The Rock and Roll Hall of Fame news came as a subtle shock to Denaun Porter, who has been with Eminem every step of his career: he's a producer on his first album, "Infinite," as well as his most recent album, 2020's "Music to Be Murdered By." He's been Eminem's hype man on stage since the 2006 death of Deshaun "Proof" Holton, their D12 partner, and above all, he's a friend and a brother, Porter says.
They were introduced to each other through IQ, a mutual friend at the Hip-Hop Shop, who sent Em to Porter's house because he knew Porter was a producer. The year was 1995. "I was only doing beats for about three months at that point," says Porter, who is three years Em's junior, "and then when Em came over I was like, 'yeah, I've been making beats for a year or two."

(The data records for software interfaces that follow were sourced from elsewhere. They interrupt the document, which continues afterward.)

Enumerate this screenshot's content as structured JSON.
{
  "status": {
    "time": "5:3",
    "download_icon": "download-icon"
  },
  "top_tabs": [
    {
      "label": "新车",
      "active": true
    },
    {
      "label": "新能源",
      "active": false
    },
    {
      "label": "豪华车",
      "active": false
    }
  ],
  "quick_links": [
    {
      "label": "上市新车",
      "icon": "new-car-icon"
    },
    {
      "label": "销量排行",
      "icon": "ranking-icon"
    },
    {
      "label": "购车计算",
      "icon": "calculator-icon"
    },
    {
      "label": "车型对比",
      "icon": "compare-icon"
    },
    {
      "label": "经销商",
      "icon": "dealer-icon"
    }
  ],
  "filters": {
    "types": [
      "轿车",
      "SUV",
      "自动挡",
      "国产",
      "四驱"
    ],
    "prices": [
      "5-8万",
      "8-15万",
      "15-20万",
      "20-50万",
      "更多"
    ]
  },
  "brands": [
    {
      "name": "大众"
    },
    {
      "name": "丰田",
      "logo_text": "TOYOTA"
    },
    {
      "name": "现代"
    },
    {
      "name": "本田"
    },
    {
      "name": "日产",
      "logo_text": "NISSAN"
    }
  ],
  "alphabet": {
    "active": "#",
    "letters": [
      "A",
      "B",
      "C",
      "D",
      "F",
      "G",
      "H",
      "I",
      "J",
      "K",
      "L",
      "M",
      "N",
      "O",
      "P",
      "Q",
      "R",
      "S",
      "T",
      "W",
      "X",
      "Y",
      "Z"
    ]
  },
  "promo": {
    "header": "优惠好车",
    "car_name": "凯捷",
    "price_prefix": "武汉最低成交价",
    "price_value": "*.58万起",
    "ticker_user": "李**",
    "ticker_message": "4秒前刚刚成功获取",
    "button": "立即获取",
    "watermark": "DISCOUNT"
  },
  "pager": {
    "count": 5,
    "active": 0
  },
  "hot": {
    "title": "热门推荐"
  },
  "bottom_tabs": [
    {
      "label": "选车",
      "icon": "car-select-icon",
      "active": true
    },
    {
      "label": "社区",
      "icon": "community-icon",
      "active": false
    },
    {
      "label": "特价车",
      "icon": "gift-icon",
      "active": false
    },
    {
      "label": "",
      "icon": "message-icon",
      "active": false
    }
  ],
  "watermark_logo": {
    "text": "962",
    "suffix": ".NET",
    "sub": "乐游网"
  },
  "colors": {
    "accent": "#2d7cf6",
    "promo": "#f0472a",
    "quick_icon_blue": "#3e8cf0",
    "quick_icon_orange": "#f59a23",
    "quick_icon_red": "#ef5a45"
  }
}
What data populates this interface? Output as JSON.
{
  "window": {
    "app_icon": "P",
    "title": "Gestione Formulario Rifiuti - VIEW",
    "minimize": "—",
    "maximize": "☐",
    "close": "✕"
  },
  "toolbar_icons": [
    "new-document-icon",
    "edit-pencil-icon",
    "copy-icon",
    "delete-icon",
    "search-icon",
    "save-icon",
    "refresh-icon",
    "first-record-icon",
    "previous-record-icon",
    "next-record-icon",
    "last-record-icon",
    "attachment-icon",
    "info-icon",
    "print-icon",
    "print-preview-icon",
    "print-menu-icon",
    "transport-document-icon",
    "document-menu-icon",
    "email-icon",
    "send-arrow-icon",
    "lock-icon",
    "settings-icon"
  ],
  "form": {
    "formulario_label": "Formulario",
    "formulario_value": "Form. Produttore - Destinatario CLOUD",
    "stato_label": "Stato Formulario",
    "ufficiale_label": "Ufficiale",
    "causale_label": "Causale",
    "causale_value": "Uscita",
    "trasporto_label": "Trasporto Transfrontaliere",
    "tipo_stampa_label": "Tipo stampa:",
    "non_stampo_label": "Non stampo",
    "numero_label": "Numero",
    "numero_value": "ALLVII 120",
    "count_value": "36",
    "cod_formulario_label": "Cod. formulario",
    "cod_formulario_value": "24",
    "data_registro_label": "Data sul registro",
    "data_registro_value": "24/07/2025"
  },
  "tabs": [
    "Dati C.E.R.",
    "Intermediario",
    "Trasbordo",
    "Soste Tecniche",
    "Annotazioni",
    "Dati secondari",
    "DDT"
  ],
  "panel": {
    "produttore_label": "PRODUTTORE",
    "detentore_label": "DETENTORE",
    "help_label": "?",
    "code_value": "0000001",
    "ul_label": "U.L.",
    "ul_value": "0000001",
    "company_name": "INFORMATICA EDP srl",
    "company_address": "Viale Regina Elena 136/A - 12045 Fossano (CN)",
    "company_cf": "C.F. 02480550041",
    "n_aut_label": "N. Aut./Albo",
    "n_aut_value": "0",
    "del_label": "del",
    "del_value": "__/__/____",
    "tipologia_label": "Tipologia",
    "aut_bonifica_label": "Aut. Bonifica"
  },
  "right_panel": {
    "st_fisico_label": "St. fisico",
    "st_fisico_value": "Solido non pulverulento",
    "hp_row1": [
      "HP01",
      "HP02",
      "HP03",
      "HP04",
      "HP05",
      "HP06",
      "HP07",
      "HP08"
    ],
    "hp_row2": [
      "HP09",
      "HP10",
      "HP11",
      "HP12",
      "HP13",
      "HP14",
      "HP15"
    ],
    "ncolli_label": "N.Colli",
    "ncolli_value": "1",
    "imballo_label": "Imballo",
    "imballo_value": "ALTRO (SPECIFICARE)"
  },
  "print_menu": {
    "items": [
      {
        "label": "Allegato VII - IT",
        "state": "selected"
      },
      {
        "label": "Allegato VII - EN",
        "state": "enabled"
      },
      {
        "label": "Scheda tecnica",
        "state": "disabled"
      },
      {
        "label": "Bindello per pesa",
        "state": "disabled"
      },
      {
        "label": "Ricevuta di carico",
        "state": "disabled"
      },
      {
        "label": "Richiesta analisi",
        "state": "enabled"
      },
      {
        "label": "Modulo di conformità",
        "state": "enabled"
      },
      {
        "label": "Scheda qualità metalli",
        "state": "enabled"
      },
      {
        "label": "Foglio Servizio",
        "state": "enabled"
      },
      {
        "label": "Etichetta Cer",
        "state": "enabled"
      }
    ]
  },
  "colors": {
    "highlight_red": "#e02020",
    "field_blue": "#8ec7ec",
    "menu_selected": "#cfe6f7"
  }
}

They became instant friends and eventually roommates. The first song they did together was "Backstabber," off "Infinite," and they've been working together ever since.
"To go from 'Backstabber' to being here right now talking about the Hall of Fame, I could cry. It's an amazing feeling," says Porter. "But it's also like wow, it's happening now? He's not done. He's got this fire in him like he just started. It's still early. We still have so much more to do."